Monster from the deep! Critically endangered shark with bulging eyes and a human-like smile being towed from more than 2,000 feet below the surface off the coast of Australia
- The shark, now over a meter long, was caught off the coast of Australia
- However, the creature has caused a frenzy online for its beady eyes and human-like smile
- The image of the dead creature was shared on Facebook where many thought it was a cookie cutter shark, but an expert says it is a dogfish
- This shark is critically endangered across Australia from overfishing
A ‘sea monster’ was pulled from the depths off the coast of Australia by a fisherman who was surprised to drag in a beady-eyed shark with a human-like smile.
The shark appeared to have rough, charcoal-colored skin and a small mouth with small sharp teeth along the top and bottom.
The image of the dead creature was shared on Facebook, leading to several theories about what kind of shark it is — some suggest it was a cookie cutter or a goblin shark.
Dean Grubbs, associate director of research at Florida State University Coastal and Marine Laboratory, said: News weekthat it resembles a dogfish.
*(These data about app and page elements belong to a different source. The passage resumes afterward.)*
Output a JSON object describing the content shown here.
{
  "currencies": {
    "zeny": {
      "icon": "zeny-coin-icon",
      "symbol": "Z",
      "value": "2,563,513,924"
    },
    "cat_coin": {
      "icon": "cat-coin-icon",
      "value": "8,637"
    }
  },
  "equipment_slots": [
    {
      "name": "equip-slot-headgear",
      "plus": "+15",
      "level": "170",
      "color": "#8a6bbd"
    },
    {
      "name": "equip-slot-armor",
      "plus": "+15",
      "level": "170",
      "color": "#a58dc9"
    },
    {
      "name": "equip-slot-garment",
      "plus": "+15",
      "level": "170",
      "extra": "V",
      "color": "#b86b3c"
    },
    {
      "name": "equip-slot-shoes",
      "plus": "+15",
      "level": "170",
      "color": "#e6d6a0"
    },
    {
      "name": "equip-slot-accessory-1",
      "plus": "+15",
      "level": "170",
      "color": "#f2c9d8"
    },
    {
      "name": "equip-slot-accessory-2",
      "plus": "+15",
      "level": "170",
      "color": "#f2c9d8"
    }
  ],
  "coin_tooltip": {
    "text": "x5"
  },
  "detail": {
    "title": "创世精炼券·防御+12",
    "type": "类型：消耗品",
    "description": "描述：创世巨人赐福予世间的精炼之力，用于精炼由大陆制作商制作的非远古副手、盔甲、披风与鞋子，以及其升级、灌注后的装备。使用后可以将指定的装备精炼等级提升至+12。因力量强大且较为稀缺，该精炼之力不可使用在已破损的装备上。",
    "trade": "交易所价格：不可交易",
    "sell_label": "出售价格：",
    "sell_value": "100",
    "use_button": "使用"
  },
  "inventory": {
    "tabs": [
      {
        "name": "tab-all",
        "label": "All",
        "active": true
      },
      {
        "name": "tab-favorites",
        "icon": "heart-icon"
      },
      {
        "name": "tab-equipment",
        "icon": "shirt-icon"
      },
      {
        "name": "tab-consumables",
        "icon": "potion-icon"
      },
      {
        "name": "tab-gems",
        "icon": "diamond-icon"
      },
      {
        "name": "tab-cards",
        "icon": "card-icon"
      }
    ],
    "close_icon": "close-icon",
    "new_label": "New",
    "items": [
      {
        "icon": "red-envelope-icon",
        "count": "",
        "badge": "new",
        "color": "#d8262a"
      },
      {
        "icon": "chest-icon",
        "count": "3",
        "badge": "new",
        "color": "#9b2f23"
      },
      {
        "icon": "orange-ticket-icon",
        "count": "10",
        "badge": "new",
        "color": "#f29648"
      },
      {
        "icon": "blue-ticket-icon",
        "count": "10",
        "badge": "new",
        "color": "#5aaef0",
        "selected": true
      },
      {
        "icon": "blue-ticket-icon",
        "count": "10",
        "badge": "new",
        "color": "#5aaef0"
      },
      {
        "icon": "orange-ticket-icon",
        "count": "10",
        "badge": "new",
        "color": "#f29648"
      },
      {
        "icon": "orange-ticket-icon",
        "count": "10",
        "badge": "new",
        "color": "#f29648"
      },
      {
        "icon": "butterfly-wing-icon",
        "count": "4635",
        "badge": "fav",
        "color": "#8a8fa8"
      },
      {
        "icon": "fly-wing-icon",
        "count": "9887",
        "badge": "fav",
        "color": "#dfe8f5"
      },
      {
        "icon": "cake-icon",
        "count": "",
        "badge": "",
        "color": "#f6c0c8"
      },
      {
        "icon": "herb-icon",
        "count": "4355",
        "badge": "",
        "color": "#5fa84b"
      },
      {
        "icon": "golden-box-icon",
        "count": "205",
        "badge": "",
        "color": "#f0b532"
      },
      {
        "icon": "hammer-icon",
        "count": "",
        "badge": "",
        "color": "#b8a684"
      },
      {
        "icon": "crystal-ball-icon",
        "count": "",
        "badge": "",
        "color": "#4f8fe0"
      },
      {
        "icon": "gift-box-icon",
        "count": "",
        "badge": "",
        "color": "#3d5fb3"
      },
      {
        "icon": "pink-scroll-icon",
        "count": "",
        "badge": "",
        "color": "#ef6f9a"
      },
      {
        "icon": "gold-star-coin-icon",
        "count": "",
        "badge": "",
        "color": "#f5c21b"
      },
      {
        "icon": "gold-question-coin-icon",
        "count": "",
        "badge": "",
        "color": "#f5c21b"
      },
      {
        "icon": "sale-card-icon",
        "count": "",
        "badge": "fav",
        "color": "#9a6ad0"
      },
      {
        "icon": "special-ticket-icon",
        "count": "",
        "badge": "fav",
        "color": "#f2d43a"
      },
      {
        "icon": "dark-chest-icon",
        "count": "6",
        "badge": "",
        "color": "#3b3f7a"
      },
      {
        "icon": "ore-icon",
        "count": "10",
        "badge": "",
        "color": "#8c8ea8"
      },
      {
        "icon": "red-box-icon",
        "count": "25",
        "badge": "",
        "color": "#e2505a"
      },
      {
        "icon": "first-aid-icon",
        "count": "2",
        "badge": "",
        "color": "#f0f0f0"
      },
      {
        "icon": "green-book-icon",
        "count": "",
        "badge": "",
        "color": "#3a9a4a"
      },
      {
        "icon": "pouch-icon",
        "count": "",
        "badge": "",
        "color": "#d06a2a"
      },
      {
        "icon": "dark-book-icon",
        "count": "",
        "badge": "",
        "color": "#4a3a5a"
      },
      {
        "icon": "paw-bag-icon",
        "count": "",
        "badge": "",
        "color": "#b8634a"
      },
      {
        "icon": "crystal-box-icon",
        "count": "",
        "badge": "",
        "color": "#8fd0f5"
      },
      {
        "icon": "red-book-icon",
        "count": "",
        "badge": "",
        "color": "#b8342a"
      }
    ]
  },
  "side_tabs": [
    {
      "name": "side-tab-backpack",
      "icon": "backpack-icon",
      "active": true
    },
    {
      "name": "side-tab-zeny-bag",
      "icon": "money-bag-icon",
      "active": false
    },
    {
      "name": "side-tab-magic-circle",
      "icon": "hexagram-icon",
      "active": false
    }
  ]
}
The creepy creature is said to be a dogfish that is critically endangered across Australia from overfishing
The shark was caught by a fisherman Trapnman Bermagui on Sept 12.
He cast the nightmarish fish at his boat from more than 2,000 feet below the surface off the coast of New South Wales, Live Science reports.
Trapnman Bermagui shared a photo of the inanimate creature on Facebook, which has racked up more than 1,000 likes and sparked several theories about what kind of shark it was.
Several users posted that it was a cookie cutter shark, due to its small mouth and small, sharp teeth.
While many Facebook users thought the creature was a cookie cutter shark, an expert determined it to be a dogfish (pictured)
Others were stunned by the sea monster’s appearance, some saying it gave them “the big jitters.”
And a few people suggested it was a prehistoric creature.
But Fisher told Newsweek it’s “not a cookie cutter at all,” but a rough-skinned shark also known as a dogfish.
This species is found in the Indian Ocean, the Atlantic Ocean and parts of the Pacific Ocean.
According to the Shark Research Institutethis shark has smooth skin, but the recently caught shark had skin that resembled sandpaper.
This could be because the shark is dead.
This species is also recognizable by its short first dorsal fin and the second higher than other sharks.
Males can grow up to 2.6 feet in length while females can grow up to three feet in length.
And the spiny dogfish is critically endangered in the region around Australia.
The sharks are a hot item for fisheries that use their oil and meat.